I woke up to rain. To the faint smell of pandan leaves and frangipani. The sky was dark gray. The garden were glistening under the downpour. I watched the mist floating silently in the air, astounded by its ghostly appearance. A dark and wet morning in Ubud for a bunch of depressed writers. A perfect gift. When the rain subsided to drizzles, we tip-toed to the breakfast area, to avoid stepping over the offerings (banten).
Breakfast was served in a small hut next to the paddy field. The sound of Balinese gamelan, the hush of the wind, the rhythm of the raindrops, the spores of Actinomycetes. There were three of us at the table, but we did not talk much. I sipped my coffee without hurrying.
Leaving the cottage at around 10, we decided to take our separate ways. The guys went uphill, while I sat on the edge of the bridge, looking down to the mesmerizing beauty of Tjampuhan (Campuhan) river. I could spend hours just looking at the flowing water, orchestrated by the faint sounds of the birds and monkeys from the nearby forest. It was so calming, like a therapy to ignite a sense of melancholy.
Joe Forgas, a social psychologist at the University of New South Wales in Australia, has spent the last decade investigating the link between negative moods and creativity. He has repeatedly demonstrated that a little melancholy sharpens the spotlight of attention, allowing us to become more observant and persistent. Forgas has found that states of sadness also correlate with better writing samples; subjects compose sentences that are clearer and more compelling. Because they were more attentive to what they were writing, they produced more refined prose, the words polished by their misery*.
That was probably the exact reason why the three of us decided to hide in Ubud for a few days.
True, it was that time of the year when they held this annual International Ubud Writers & Readers Festival—where writers from all over the world came to this little dot on the map for a series of talks, readings, or workshops. But the festival was merely an added topping. The core ingredient of our #PecahdiUbud (“Bursting in Ubud“) journey was actually the one that Forgas mentioned.
We were looking for a place where we could savor the melancholy of being silently depressed and miserable.
Ubud was just the perfect place to do this. A small village hidden beneath the lush canopy of green, with its forests, rivers, hills, temples, and October rain, far from the beach-side’s sunny celebrations. A bunch of traveling companions who could understand these shared state-of-sadness. Those who wouldn’t mind to sit together in silence—each one got lost in one’s own thoughts: racking our brains, scribbling some notes, typing stories, reading books, or gazing out into the emptiness.
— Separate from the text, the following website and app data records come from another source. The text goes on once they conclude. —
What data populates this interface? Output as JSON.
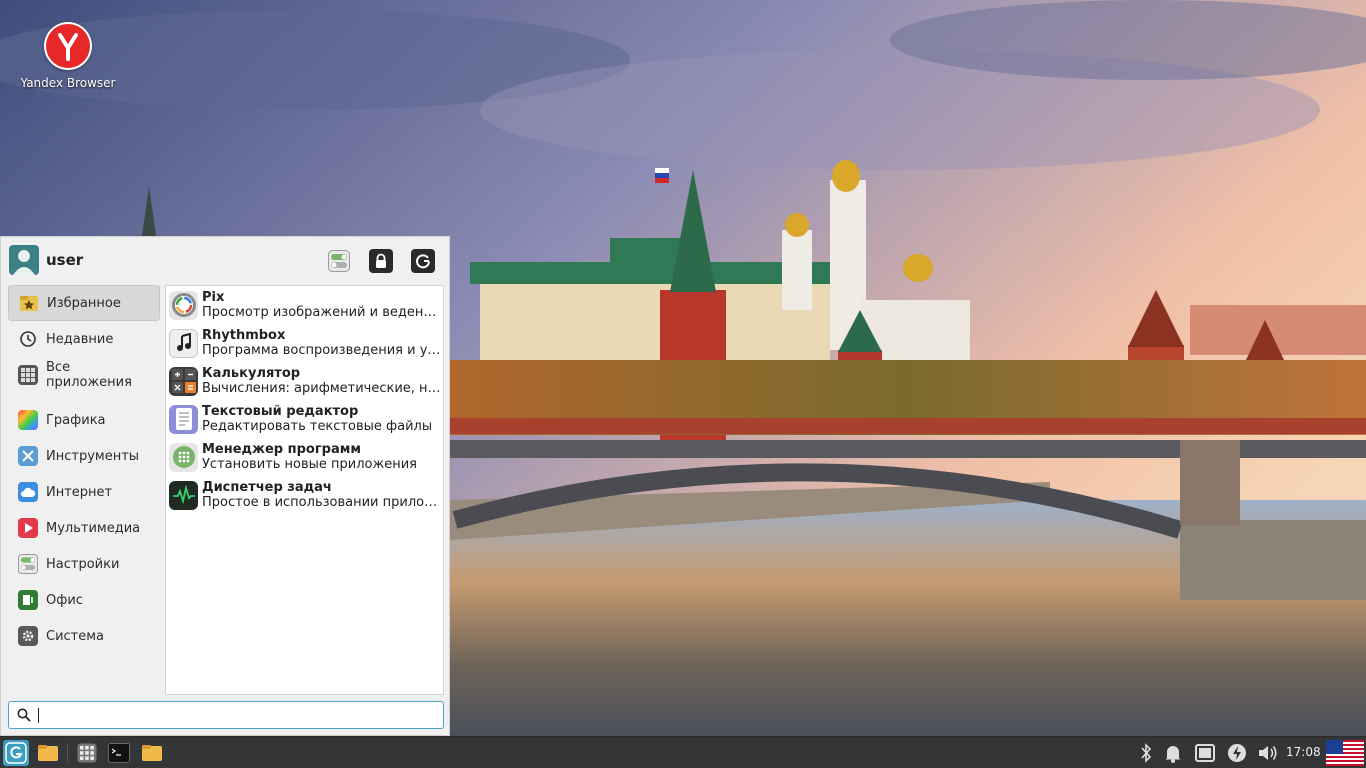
{
  "desktop": {
    "icons": [
      {
        "label": "Yandex Browser",
        "icon": "yandex-browser-icon",
        "accent": "#e62828"
      }
    ]
  },
  "menu": {
    "user": {
      "name": "user",
      "icon": "user-avatar-icon"
    },
    "header_buttons": [
      {
        "name": "settings-toggle-icon"
      },
      {
        "name": "lock-icon"
      },
      {
        "name": "logout-icon"
      }
    ],
    "categories": [
      {
        "label": "Избранное",
        "icon": "star-folder-icon",
        "active": true
      },
      {
        "label": "Недавние",
        "icon": "clock-icon"
      },
      {
        "label": "Все приложения",
        "icon": "grid-apps-icon"
      },
      {
        "label": "Графика",
        "icon": "graphics-icon"
      },
      {
        "label": "Инструменты",
        "icon": "tools-icon"
      },
      {
        "label": "Интернет",
        "icon": "cloud-icon"
      },
      {
        "label": "Мультимедиа",
        "icon": "play-icon"
      },
      {
        "label": "Настройки",
        "icon": "settings-toggle-icon"
      },
      {
        "label": "Офис",
        "icon": "office-icon"
      },
      {
        "label": "Система",
        "icon": "gear-icon"
      }
    ],
    "apps": [
      {
        "title": "Pix",
        "desc": "Просмотр изображений и ведение …",
        "icon": "pix-icon"
      },
      {
        "title": "Rhythmbox",
        "desc": "Программа воспроизведения и уп…",
        "icon": "music-note-icon"
      },
      {
        "title": "Калькулятор",
        "desc": "Вычисления: арифметические, нау…",
        "icon": "calculator-icon"
      },
      {
        "title": "Текстовый редактор",
        "desc": "Редактировать текстовые файлы",
        "icon": "text-editor-icon"
      },
      {
        "title": "Менеджер программ",
        "desc": "Установить новые приложения",
        "icon": "software-manager-icon"
      },
      {
        "title": "Диспетчер задач",
        "desc": "Простое в использовании приложе…",
        "icon": "task-manager-icon"
      }
    ],
    "search": {
      "value": "",
      "placeholder": ""
    }
  },
  "taskbar": {
    "left_items": [
      {
        "name": "menu-start-icon"
      },
      {
        "name": "show-desktop-icon"
      },
      {
        "name": "app-grid-icon"
      },
      {
        "name": "terminal-icon"
      },
      {
        "name": "file-manager-icon"
      }
    ],
    "tray": [
      {
        "name": "bluetooth-icon"
      },
      {
        "name": "notifications-bell-icon"
      },
      {
        "name": "window-list-icon"
      },
      {
        "name": "power-icon"
      },
      {
        "name": "volume-icon"
      }
    ],
    "clock": "17:08",
    "keyboard_layout_icon": "us-flag-icon"
  },
  "colors": {
    "accent": "#4aa5c4",
    "taskbar": "#333537",
    "menu_bg": "#f0f0f0"
  }
}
In the afternoon, after a long lunch, we would wander around listlessly—only to find ourselves took our separate ways, again. Adit went to a batik workshop, Ney went to a book discussion, and I decided to sit in a class of 15 people; clutching my Vernon God Little novel while the author, DBC Pierre, was sharing his writing experience right in front of me.
When the sadness and depression overwhelmed us, we left Ubud for Seminyak and walked under the sun until our feet got tired and our skin were burning hot. That day, we waited for the sun to set in Cafe Bali, Oberoi Street. Sat lazily on a huge couch overlooking the tiny pool and the Ganesha statue, we sipped our coffee and devoured six types of desserts to wash away the bitterness.
As night fell, we climbed back up to Ubud: the wind was chilly, the air was damp, the sky was dark. A small sliver of the moon was hanging there, looking lonely. We walked past the darkness of the museum not far from our cottage, the sound of the night enveloped us. It was the museum of Antonio Blanco—a painter of Spanish and American decent who came to the island in 1952 and fell in love with Ni Ronji, a Balinese dancer, and got married to her a year later.
My mind was instantly filled with mythical creatures, kisses and fireworks, invisible inhabitants of the past and the future, the traces of unrequited love, explosion of tears. It was that time of the year. To celebrate sadness and misery, to welcome tears and despair, to get high just by looking at the words pouring from my computer screen. “Bursting in Ubud” was about embracing all these, to wake up again in a different morning one day and walk out with my golden slippers, sunglasses, shirts, and shorts—heading to the beach with a burst of laughter.
*) p. 77, The Unconcealing, a chapter from the book “Imagine” by Jonah Lehrer.